Coming along with the increasing numbers of ebooks, and becoming an increasing problem with print books, is how do you discover what is out there and available? Looking for a particular author's book is simple enough, but when you search for new books by topic or subject through a device, how long will your patience last before you just settle on the first few scrolls? With fewer brick -and-mortar bookstores, how do you browse for or find a book serendipitously? Publishers are finding this to be a problem. Discoverability is the name of the game for where and how books and ebooks (or any information sources), are placed in front of a searcher's eyeballs.
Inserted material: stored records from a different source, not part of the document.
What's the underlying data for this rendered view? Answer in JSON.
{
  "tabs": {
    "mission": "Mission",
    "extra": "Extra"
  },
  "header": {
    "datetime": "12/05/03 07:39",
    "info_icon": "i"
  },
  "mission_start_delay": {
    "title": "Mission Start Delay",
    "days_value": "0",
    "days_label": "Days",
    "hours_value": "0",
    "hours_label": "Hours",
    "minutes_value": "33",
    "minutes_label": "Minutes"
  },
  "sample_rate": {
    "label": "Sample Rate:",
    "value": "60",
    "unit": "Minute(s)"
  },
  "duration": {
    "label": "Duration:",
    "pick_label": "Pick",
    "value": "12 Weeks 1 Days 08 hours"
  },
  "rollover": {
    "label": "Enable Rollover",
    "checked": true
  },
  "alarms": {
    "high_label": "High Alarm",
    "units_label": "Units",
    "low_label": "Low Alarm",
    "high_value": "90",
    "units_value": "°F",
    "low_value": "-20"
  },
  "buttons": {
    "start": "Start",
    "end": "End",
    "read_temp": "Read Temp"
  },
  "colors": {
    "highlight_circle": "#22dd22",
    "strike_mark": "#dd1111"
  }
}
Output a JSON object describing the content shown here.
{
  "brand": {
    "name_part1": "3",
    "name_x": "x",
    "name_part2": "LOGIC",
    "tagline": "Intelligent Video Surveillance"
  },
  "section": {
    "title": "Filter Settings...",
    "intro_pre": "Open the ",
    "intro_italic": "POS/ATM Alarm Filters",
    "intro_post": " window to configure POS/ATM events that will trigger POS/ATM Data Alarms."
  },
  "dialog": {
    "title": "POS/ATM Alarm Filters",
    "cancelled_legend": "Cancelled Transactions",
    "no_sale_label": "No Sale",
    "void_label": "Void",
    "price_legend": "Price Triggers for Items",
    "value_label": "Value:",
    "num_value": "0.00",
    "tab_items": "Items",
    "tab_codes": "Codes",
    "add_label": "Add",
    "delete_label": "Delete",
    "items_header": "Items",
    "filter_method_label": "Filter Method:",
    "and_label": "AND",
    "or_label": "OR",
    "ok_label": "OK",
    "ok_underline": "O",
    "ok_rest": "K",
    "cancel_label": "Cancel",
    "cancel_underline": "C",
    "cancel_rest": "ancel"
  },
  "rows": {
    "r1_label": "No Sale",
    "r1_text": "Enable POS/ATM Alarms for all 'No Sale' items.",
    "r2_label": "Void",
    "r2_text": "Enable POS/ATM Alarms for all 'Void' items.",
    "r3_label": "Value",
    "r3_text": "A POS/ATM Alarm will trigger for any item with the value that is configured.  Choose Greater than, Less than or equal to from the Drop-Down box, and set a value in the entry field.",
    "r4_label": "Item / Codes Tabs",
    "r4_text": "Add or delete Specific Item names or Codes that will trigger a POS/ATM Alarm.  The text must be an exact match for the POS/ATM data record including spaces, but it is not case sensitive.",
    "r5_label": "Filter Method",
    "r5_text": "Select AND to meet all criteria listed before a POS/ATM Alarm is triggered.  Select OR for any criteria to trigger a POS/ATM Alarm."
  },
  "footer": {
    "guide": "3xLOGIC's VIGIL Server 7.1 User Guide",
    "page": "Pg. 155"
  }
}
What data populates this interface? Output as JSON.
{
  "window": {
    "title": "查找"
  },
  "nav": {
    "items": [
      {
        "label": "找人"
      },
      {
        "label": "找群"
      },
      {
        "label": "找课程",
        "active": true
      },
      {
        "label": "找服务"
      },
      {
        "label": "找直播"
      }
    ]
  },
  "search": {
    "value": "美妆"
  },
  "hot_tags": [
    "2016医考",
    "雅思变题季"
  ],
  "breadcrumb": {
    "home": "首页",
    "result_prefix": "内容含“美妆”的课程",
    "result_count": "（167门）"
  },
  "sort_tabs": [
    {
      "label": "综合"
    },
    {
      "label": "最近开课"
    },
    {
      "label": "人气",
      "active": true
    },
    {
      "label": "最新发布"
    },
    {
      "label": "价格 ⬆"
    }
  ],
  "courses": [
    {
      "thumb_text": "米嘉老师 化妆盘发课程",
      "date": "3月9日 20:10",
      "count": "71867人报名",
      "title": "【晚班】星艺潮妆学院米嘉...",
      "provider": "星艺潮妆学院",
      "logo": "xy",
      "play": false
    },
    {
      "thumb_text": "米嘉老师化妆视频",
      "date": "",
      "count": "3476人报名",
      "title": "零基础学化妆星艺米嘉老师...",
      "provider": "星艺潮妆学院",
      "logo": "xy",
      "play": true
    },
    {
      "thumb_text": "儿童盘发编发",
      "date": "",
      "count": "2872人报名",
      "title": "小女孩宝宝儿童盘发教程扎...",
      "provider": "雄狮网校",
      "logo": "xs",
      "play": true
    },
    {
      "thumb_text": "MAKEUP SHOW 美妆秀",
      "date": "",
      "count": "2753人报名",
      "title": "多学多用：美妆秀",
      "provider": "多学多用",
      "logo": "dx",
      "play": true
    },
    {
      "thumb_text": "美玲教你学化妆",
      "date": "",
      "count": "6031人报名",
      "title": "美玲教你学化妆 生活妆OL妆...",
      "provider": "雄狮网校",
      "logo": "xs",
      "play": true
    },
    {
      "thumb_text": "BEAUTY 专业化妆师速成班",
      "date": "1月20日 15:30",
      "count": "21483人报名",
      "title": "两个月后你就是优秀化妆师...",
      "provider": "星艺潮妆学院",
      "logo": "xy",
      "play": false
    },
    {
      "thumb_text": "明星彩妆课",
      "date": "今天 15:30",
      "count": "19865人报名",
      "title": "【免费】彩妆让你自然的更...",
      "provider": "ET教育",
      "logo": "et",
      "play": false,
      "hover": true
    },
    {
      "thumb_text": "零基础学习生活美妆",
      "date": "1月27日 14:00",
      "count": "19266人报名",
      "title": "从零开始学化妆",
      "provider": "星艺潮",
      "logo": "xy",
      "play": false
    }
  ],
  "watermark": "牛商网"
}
This will become an increasingly important function for libraries.

With books increasingly becoming digital ebooks, and libraries unable to own them, what will the long term scenario be for archiving books? Paradoxically, the relative ease of preserving digital files will be contrasted by the lack of this being done by anybody. Publishers don't have the mission of preserving even their own printed books, will they care about ebooks that never sold well? The books that Google has digitized over the years, along with research libraries, are print books, not ebooks. Will self-published authors preserve their own works for the long run? Will archaeologists of the future be digging up old e-readers in the hopes of extracting some lost ebooks? The copyright issue is making all these trends murky.

The good news is that digital technology is making it possible for libraries to make easily accessible a variety of special collection documents and photographs, including the contents of historic local newspapers. The Coronado Public Library has its own plans to deploy the Coronado PhotoAtlas project and to digitize over one-hundred years of Coronado newspapers.  And we do provide ebooks through the Coronado Library/Serra Library Cooperative Overdrive platform.

Another renaissance is coming for libraries.